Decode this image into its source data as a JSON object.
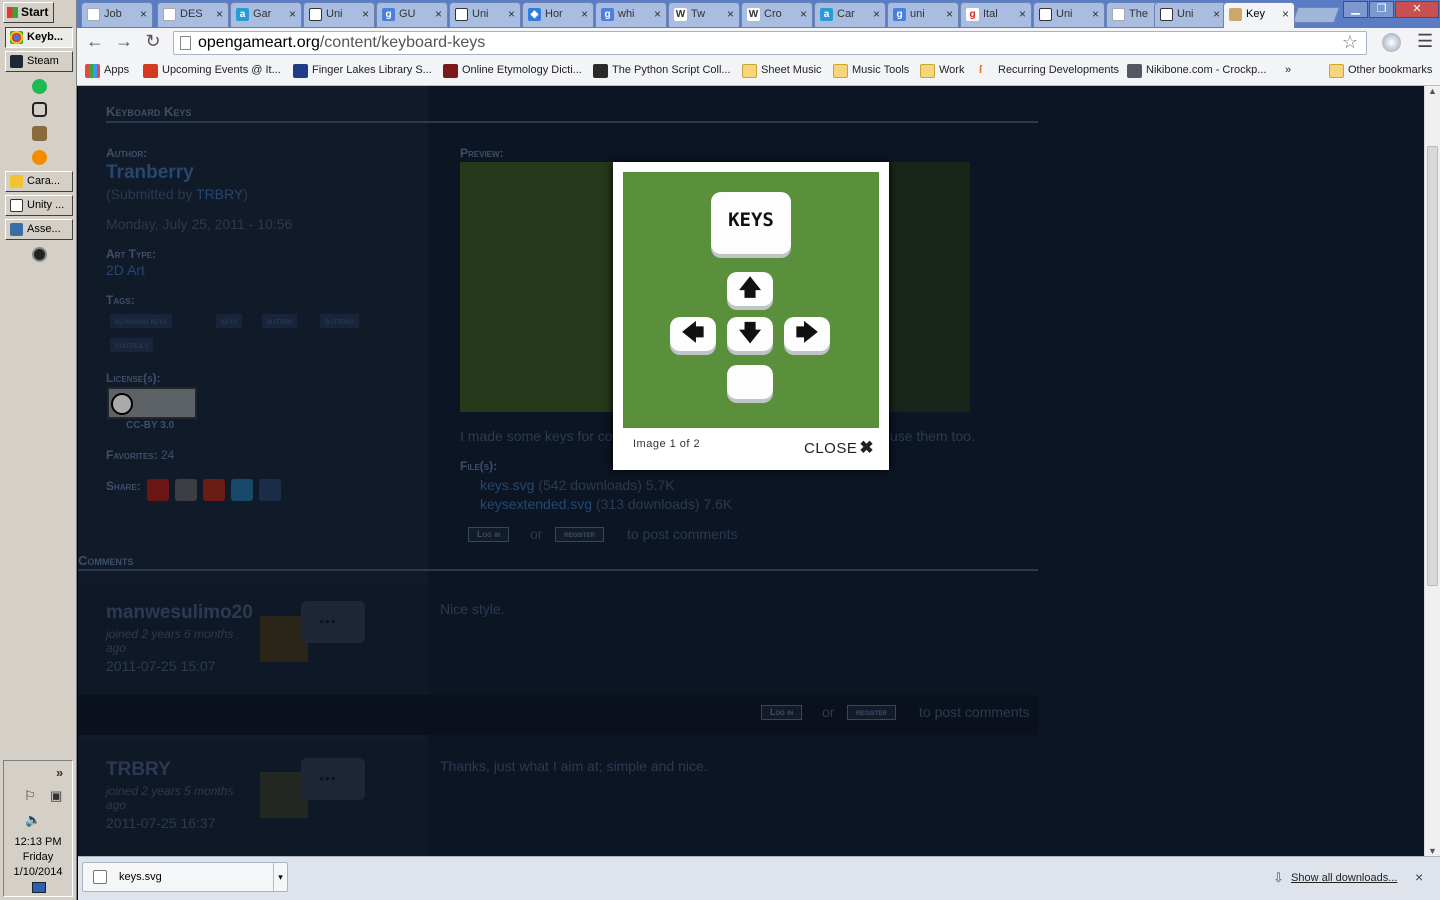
{
  "taskbar": {
    "start_label": "Start",
    "buttons": [
      "Keyb...",
      "Steam",
      "Cara...",
      "Unity ...",
      "Asse..."
    ],
    "tray_expand": "»",
    "clock_time": "12:13 PM",
    "clock_day": "Friday",
    "clock_date": "1/10/2014"
  },
  "browser": {
    "tabs": [
      "Job",
      "DES",
      "Gar",
      "Uni",
      "GU",
      "Uni",
      "Hor",
      "whi",
      "Tw",
      "Cro",
      "Car",
      "uni",
      "Ital",
      "Uni",
      "The",
      "Uni",
      "Key"
    ],
    "tab_close": "×",
    "url_domain": "opengameart.org",
    "url_path": "/content/keyboard-keys",
    "bookmarks": [
      "Apps",
      "Upcoming Events @ It...",
      "Finger Lakes Library S...",
      "Online Etymology Dicti...",
      "The Python Script Coll...",
      "Sheet Music",
      "Music Tools",
      "Work",
      "Recurring Developments",
      "Nikibone.com - Crockp..."
    ],
    "bookmarks_more": "»",
    "other_bookmarks": "Other bookmarks"
  },
  "page": {
    "title": "Keyboard Keys",
    "author_label": "Author:",
    "author": "Tranberry",
    "submitted_prefix": "(Submitted by ",
    "submitted_by": "TRBRY",
    "submitted_suffix": ")",
    "date": "Monday, July 25, 2011 - 10:56",
    "art_type_label": "Art Type:",
    "art_type": "2D Art",
    "tags_label": "Tags:",
    "tags": [
      "keyboard keys",
      "keys",
      "button",
      "buttons",
      "controls"
    ],
    "license_label": "License(s):",
    "license": "CC-BY 3.0",
    "favorites_label": "Favorites:",
    "favorites": "24",
    "share_label": "Share:",
    "preview_label": "Preview:",
    "description_left": "I made some keys for co",
    "description_right": "use them too.",
    "files_label": "File(s):",
    "files": [
      {
        "name": "keys.svg",
        "info": " (542 downloads) 5.7K"
      },
      {
        "name": "keysextended.svg",
        "info": " (313 downloads) 7.6K"
      }
    ],
    "login_label": "Log in",
    "or_label": "or",
    "register_label": "register",
    "post_comments": "to post comments",
    "comments_label": "Comments",
    "comments": [
      {
        "user": "manwesulimo20",
        "joined": "joined 2 years 6 months ago",
        "timestamp": "2011-07-25 15:07",
        "text": "Nice style."
      },
      {
        "user": "TRBRY",
        "joined": "joined 2 years 5 months ago",
        "timestamp": "2011-07-25 16:37",
        "text": "Thanks, just what I aim at; simple and nice."
      }
    ]
  },
  "lightbox": {
    "keys_label": "KEYS",
    "caption": "Image 1 of 2",
    "close_label": "CLOSE"
  },
  "downloads": {
    "file": "keys.svg",
    "show_all": "Show all downloads...",
    "close": "×"
  }
}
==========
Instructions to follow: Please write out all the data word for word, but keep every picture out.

Exercise result:
Decode this image into its source data as a JSON object.
{
  "taskbar": {
    "start_label": "Start",
    "buttons": [
      "Keyb...",
      "Steam",
      "Cara...",
      "Unity ...",
      "Asse..."
    ],
    "tray_expand": "»",
    "clock_time": "12:13 PM",
    "clock_day": "Friday",
    "clock_date": "1/10/2014"
  },
  "browser": {
    "tabs": [
      "Job",
      "DES",
      "Gar",
      "Uni",
      "GU",
      "Uni",
      "Hor",
      "whi",
      "Tw",
      "Cro",
      "Car",
      "uni",
      "Ital",
      "Uni",
      "The",
      "Uni",
      "Key"
    ],
    "tab_close": "×",
    "url_domain": "opengameart.org",
    "url_path": "/content/keyboard-keys",
    "bookmarks": [
      "Apps",
      "Upcoming Events @ It...",
      "Finger Lakes Library S...",
      "Online Etymology Dicti...",
      "The Python Script Coll...",
      "Sheet Music",
      "Music Tools",
      "Work",
      "Recurring Developments",
      "Nikibone.com - Crockp..."
    ],
    "bookmarks_more": "»",
    "other_bookmarks": "Other bookmarks"
  },
  "page": {
    "title": "Keyboard Keys",
    "author_label": "Author:",
    "author": "Tranberry",
    "submitted_prefix": "(Submitted by ",
    "submitted_by": "TRBRY",
    "submitted_suffix": ")",
    "date": "Monday, July 25, 2011 - 10:56",
    "art_type_label": "Art Type:",
    "art_type": "2D Art",
    "tags_label": "Tags:",
    "tags": [
      "keyboard keys",
      "keys",
      "button",
      "buttons",
      "controls"
    ],
    "license_label": "License(s):",
    "license": "CC-BY 3.0",
    "favorites_label": "Favorites:",
    "favorites": "24",
    "share_label": "Share:",
    "preview_label": "Preview:",
    "description_left": "I made some keys for co",
    "description_right": "use them too.",
    "files_label": "File(s):",
    "files": [
      {
        "name": "keys.svg",
        "info": " (542 downloads) 5.7K"
      },
      {
        "name": "keysextended.svg",
        "info": " (313 downloads) 7.6K"
      }
    ],
    "login_label": "Log in",
    "or_label": "or",
    "register_label": "register",
    "post_comments": "to post comments",
    "comments_label": "Comments",
    "comments": [
      {
        "user": "manwesulimo20",
        "joined": "joined 2 years 6 months ago",
        "timestamp": "2011-07-25 15:07",
        "text": "Nice style."
      },
      {
        "user": "TRBRY",
        "joined": "joined 2 years 5 months ago",
        "timestamp": "2011-07-25 16:37",
        "text": "Thanks, just what I aim at; simple and nice."
      }
    ]
  },
  "lightbox": {
    "keys_label": "KEYS",
    "caption": "Image 1 of 2",
    "close_label": "CLOSE"
  },
  "downloads": {
    "file": "keys.svg",
    "show_all": "Show all downloads...",
    "close": "×"
  }
}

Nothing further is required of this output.